I asked Annette recently why she thought lung cancer got left out of the cancer story.

“Smoking,” she said immediately. “The stigma of smoking.”

The perception is that if you get lung cancer, you brought it on yourself?

“Yes,” she said, “even though if everyone stopped smoking, there would still be lung cancer.”

Annette has never smoked a cigarette, and she didn’t grow up in a house where anyone smoked. Yet, after consulting doctors for a full year to investigate why she found herself suddenly coughing and wheezing, lung cancer was diagnosed.

Ten to 15 percent of the people who get lung cancer never smoked, which is another statistic most of us don’t come across until we know a nonsmoker who has lung cancer.

And lung cancer in nonsmokers is often diagnosed at a late stage. By the time everyone had figured out that Annette probably didn’t have allergies or asthma and a doctor ordered up a chest X-ray, a year had passed and the picture of her lung showed a huge tumor, nearly 8-by-8 centimeters square. Annette got her diagnosis in June 2010.

When the doctor shows you that picture, you quickly learn your time is limited and you have only a few treatment options, all designed only to extend your life and improve the months you have left.

Knowing their time is limited sparks in many people a need to warn others about the disease they’ve contracted or to raise money for research – research that almost surely won’t benefit them but might help others.

Annette has thrown herself into the lung cancer world with her characteristic vigor and has become evangelical about spreading the word that, even if you feel great, never smoked and can ride your bike for 25 miles a day, you can still have a tumor growing inside your lung.

Annette wished she had gotten an X-ray a year earlier, when her wheezing started.

“You can insist,” she says now. “You can go back in two weeks and say, ‘I want a chest X-ray.’ I didn’t insist.”

The map of fundraising events across the nation on the website now has a red dot in the middle of New Mexico, which represents a rally and bike ride in the bosque that Annette is spearheading next spring.

Despite the reduced capacity in her lungs and discomforting effects of some therapy, Annette continues to find joy in riding her bike through her treatments and is hoping a lot of others do the same on theirs during the fundraiser March 25.

“I just try and enjoy every moment every day,” Annette told me. “Because I could feel really bad about it, but then I would waste what little time I have feeling bad.”
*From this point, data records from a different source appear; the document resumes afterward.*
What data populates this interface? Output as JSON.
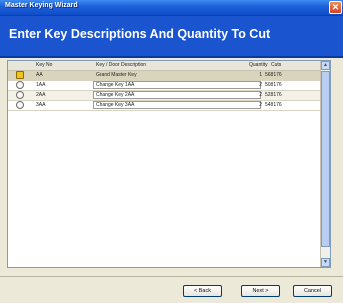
{
  "window": {
    "title": "Master Keying Wizard",
    "close_glyph": "✕"
  },
  "header": {
    "title": "Enter Key Descriptions And Quantity To Cut"
  },
  "table": {
    "columns": {
      "key_no": "Key No",
      "description": "Key / Door Description",
      "quantity": "Quantity",
      "cuts": "Cuts"
    },
    "rows": [
      {
        "key_no": "AA",
        "description": "Grand Master Key",
        "quantity": "1",
        "cuts": "568176",
        "icon": "selected-row-icon"
      },
      {
        "key_no": "1AA",
        "description": "Change Key 1AA",
        "quantity": "2",
        "cuts": "508176",
        "icon": "key-icon"
      },
      {
        "key_no": "2AA",
        "description": "Change Key 2AA",
        "quantity": "2",
        "cuts": "528176",
        "icon": "key-icon"
      },
      {
        "key_no": "3AA",
        "description": "Change Key 3AA",
        "quantity": "2",
        "cuts": "548176",
        "icon": "key-icon"
      }
    ]
  },
  "scrollbar": {
    "up": "▲",
    "down": "▼"
  },
  "buttons": {
    "back": "< Back",
    "next": "Next >",
    "cancel": "Cancel"
  }
}
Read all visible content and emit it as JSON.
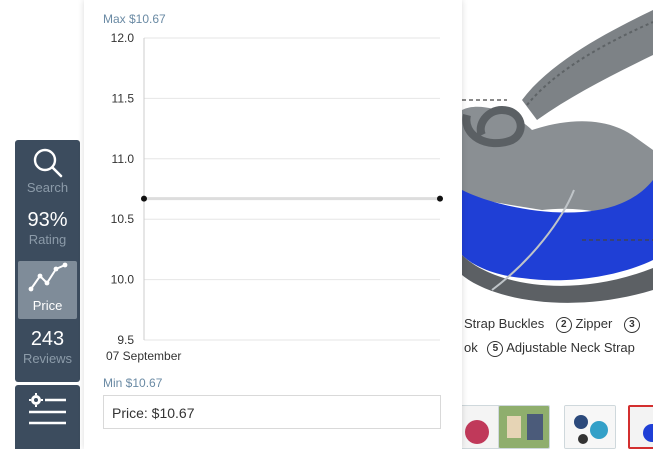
{
  "sidebar": {
    "search_label": "Search",
    "rating_value": "93%",
    "rating_label": "Rating",
    "price_label": "Price",
    "reviews_value": "243",
    "reviews_label": "Reviews"
  },
  "chart": {
    "max_label": "Max $10.67",
    "min_label": "Min $10.67",
    "price_display": "Price: $10.67"
  },
  "chart_data": {
    "type": "line",
    "x": [
      "07 September"
    ],
    "y_ticks": [
      "12.0",
      "11.5",
      "11.0",
      "10.5",
      "10.0",
      "9.5"
    ],
    "ylim": [
      9.5,
      12.0
    ],
    "grid": true,
    "series": [
      {
        "values": [
          10.67,
          10.67
        ]
      }
    ]
  },
  "product": {
    "features_line1": "Strap Buckles",
    "n2": "2",
    "features_zipper": "Zipper",
    "n3": "3",
    "features_line2_prefix": "ok",
    "n5": "5",
    "features_neck": "Adjustable Neck Strap"
  },
  "colors": {
    "sidebar_bg": "#3c4c5e",
    "sidebar_active": "#7f8c99",
    "accent_label": "#6a8aa4",
    "bag_blue": "#1f3fd6",
    "bag_gray": "#7d8286"
  }
}
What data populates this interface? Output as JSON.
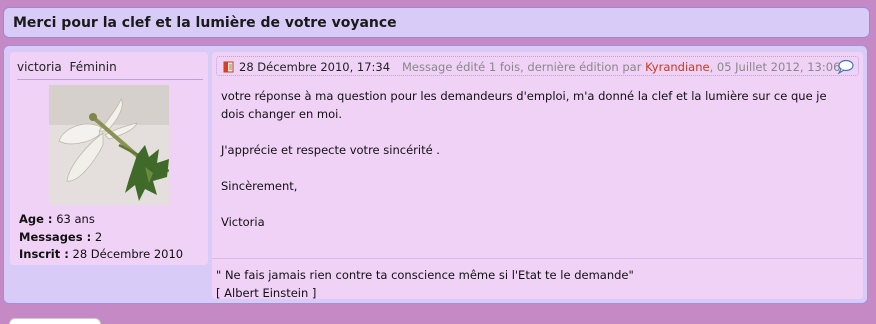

UpFront is a daily front-page news and opinion column. Comment directly to Leslie at 823-3914 or Go to to submit a letter to the editor.
— This article appeared on page A1 of the Albuquerque Journal